Giovanni Pietro Bellori, in fact, in 1664 “among the most excellent paintings” preserved in the Aldobrandini Pamphilj palace in Monte Magnanapoli saw “the portraits of Bartolo et di Baldo by Rafaelle da Urbino”.

At the time, in fact, memory was lost of the representations, which were variously identified as the two jurists Bartolo da Sassoferrato and his pupil Baldo degli Ubaldi or even as Martin Luther and Giovanni Calvino.

The Venetian taste for painting also provoked, in the 17th and 18th centuries, the frequent attribution of the painting to Giorgione, but the correct paternity to the “divine Raphael” is re-established in the inventory in death of Prince Giovanni Battista Pamphilj Aldobrandini of 1710, which places in the Guardarobba Aldobrandina located in the Palazzo al Corso inhabited by the most Excellent Cardinal Pamphilj “a painting on canvas applied to panel of Bartolo and Baldo, with a golden touch frame, high palms three and a half, wide palms four and a half, hand of Raffaele di Urbino”.

Raphael’s work is the one placed in the Stanza appresso il Baldacchino verso il Collegio Romano in the design of the Doria Pamphilj Gallery drawn by the architect Francesco Nicoletti in 1765.

The same author is mentioned in the works of the most attentive connoisseurs of the collection: “The fourth room is full of many excellent paintings, among which are to be observed with greater attention … two beautiful portraits of Bartolo, and Baldo, famous Jurisconsults, Raphael” (Mariano Vasi, Itinerario istruttivo di Roma… Tomo I, Roma 1791) and Salvatore Tonci, who in the Descrizione ragionata della Galleria Doria of 1794 cannot hold back his admiration for the masterpiece: “The two stupendous portraits of Bartolo, and Baldo, which are by the hand of the divine Raphael, follow. It is pointless to speak of the vividness of these two heads; since for those who are far from the painting it would not be enough to speak; for those who see it, any kind of reasoning is useless. Notwithstanding, let me add, this time Raphael is not inferior to Titian in his shade, nor to Giorgione, nor to Pordenone, nor to how many other Masters the Scuola Veneziana boasts of; nor to any of the most renowned Flemish”.

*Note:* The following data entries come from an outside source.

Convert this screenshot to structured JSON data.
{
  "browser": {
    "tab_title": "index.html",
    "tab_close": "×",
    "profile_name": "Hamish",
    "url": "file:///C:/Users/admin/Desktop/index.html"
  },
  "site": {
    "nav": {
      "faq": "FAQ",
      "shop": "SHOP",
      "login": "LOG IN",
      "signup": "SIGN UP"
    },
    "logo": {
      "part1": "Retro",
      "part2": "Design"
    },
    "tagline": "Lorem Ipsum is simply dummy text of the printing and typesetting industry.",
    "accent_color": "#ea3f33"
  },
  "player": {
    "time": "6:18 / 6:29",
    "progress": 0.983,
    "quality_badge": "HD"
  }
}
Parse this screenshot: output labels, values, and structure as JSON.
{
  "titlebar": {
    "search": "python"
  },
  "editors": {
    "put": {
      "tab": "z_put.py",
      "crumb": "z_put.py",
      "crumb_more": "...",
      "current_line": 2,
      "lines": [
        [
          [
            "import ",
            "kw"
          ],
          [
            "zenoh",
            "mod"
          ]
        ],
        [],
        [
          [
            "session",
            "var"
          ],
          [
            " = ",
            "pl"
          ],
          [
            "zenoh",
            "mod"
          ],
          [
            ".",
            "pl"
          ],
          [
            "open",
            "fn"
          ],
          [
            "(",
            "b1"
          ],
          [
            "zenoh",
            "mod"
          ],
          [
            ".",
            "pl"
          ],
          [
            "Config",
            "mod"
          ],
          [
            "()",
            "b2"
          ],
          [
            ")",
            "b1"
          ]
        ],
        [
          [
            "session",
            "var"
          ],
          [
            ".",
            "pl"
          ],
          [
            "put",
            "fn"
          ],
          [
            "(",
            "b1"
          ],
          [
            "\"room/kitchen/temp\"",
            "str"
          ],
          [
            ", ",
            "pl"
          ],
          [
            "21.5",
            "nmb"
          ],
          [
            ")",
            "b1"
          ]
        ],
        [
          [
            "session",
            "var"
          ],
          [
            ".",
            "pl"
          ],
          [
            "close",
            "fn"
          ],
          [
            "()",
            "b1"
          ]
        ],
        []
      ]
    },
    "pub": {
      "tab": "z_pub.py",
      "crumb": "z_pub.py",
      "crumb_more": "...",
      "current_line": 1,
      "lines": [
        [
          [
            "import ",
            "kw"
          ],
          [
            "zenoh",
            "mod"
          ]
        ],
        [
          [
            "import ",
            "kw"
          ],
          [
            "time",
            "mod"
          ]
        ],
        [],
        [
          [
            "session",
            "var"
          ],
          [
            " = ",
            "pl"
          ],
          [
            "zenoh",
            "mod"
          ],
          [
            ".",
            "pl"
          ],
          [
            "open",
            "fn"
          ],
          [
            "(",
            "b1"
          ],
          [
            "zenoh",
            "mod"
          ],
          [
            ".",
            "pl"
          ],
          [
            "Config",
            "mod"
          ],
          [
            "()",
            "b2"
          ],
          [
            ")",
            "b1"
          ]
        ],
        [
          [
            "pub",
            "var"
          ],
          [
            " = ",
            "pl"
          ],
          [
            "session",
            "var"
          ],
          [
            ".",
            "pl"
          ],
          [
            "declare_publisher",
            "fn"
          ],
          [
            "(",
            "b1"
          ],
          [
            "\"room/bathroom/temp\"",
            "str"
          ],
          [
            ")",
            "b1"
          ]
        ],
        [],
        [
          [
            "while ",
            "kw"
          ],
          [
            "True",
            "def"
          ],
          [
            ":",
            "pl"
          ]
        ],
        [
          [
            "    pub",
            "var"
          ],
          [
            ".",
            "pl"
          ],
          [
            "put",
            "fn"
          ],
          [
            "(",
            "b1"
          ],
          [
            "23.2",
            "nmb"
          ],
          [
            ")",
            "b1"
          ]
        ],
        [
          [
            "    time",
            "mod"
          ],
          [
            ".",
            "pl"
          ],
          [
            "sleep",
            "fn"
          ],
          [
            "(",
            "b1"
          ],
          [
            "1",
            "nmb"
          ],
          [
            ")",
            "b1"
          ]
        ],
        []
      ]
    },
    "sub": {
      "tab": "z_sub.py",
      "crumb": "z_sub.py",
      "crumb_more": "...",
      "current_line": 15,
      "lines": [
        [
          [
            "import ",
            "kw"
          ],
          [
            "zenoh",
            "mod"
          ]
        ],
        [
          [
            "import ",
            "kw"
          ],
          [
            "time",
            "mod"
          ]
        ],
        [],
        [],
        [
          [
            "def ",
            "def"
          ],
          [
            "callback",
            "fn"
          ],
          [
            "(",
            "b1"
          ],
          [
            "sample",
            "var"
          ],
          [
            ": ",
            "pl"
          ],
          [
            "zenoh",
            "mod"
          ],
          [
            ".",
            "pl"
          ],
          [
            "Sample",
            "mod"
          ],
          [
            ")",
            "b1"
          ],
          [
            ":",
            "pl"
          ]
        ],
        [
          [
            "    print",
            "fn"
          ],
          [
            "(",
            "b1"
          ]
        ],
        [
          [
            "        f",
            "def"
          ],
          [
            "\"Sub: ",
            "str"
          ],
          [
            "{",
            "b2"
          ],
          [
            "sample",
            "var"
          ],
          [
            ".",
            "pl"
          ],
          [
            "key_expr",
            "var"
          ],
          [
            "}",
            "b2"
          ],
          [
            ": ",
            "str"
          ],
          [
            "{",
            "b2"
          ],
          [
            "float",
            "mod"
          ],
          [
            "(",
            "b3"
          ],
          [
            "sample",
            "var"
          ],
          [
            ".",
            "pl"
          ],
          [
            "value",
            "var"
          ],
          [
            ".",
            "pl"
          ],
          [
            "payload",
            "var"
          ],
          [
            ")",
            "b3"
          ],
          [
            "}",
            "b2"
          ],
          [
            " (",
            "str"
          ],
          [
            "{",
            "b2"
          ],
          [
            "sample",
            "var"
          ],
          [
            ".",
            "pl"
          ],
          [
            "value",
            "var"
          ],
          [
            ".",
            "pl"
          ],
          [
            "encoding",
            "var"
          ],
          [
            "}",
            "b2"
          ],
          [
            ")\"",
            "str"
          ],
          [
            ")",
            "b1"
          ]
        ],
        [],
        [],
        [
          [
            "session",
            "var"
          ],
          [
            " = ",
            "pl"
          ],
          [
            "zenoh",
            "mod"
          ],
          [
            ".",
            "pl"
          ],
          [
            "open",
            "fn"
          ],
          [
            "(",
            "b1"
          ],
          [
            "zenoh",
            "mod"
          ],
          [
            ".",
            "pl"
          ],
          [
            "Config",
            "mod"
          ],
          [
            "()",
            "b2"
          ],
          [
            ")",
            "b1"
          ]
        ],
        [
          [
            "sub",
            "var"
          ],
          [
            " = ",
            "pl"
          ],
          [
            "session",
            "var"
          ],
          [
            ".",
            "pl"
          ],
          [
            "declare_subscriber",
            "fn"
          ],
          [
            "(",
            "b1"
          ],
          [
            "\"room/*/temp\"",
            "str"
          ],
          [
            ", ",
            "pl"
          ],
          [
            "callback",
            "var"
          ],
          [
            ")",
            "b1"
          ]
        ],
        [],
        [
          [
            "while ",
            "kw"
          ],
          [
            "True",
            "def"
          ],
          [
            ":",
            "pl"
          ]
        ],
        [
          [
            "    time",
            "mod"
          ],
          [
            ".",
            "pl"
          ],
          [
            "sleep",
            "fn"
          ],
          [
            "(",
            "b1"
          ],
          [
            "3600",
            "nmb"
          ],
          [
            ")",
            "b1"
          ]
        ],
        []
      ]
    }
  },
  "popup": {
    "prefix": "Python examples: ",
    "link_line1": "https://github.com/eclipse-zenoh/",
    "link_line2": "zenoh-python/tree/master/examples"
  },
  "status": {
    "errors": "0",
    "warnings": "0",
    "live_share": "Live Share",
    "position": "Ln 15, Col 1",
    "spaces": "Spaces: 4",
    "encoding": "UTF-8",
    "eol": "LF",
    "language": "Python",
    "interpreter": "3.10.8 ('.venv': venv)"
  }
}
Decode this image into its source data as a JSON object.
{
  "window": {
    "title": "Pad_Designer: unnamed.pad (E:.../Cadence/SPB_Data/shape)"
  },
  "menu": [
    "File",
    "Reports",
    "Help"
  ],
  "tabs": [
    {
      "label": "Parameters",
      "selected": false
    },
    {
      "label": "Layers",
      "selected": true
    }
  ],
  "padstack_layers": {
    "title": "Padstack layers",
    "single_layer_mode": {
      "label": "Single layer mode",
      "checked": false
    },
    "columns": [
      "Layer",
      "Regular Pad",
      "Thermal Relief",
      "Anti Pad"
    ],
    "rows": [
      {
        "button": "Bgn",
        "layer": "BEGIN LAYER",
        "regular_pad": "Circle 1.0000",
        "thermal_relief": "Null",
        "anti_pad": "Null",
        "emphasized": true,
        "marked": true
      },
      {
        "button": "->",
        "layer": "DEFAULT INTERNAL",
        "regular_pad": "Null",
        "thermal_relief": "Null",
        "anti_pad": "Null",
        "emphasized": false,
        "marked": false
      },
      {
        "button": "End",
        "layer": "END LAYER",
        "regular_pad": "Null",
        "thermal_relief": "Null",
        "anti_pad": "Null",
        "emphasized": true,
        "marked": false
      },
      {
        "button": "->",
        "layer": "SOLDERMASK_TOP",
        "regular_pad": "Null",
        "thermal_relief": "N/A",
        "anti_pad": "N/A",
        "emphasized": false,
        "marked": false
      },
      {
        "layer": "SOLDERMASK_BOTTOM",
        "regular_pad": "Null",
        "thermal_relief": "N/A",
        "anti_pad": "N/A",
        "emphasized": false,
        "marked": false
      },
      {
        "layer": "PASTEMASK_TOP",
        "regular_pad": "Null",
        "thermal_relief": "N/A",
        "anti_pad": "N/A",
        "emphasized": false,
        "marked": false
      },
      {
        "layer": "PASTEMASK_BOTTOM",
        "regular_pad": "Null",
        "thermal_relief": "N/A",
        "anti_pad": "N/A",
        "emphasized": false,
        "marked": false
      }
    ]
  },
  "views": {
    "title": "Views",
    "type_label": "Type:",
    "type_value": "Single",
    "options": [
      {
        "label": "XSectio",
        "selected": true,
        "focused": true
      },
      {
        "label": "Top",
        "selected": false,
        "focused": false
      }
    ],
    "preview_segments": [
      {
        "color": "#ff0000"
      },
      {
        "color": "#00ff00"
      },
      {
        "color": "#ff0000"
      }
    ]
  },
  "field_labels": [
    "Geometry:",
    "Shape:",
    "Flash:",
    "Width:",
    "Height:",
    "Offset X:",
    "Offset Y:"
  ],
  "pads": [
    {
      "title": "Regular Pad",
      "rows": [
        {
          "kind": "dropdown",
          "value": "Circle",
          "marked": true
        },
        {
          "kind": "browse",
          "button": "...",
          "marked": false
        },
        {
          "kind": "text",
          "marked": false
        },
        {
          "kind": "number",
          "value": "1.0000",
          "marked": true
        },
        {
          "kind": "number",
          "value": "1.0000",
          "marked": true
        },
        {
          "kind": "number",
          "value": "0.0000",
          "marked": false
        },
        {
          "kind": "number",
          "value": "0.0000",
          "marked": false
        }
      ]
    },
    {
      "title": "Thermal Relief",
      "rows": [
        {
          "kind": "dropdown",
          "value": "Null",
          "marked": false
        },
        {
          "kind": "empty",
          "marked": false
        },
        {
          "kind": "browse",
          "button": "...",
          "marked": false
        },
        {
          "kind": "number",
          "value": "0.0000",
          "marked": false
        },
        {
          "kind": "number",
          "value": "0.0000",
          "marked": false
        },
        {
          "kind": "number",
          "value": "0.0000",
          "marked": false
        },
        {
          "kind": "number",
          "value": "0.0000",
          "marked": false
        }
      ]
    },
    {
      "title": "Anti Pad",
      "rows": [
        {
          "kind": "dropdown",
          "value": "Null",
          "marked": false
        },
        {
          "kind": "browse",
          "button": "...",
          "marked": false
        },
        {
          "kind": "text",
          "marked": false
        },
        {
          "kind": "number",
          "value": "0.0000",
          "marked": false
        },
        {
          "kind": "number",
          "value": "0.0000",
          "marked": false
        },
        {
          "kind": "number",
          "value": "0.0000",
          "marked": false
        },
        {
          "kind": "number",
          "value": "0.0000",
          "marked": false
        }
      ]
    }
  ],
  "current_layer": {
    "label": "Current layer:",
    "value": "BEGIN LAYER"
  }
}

Finally, the modern reassignment to Raphael and the recognition of the figures are due to important politician and scholar Marco Minghetti, who on 17 June 1883 asked Prince Filippo Andrea V Doria Pamphilj Landi for permission to photograph the “painting that bears two portraits … which I believe to be the portrait of Navagero and Beazzano, which Bembo speaks of in his letters … The list says it is by Raphael and for my part I believe it is one of the most certain and the most beautiful”.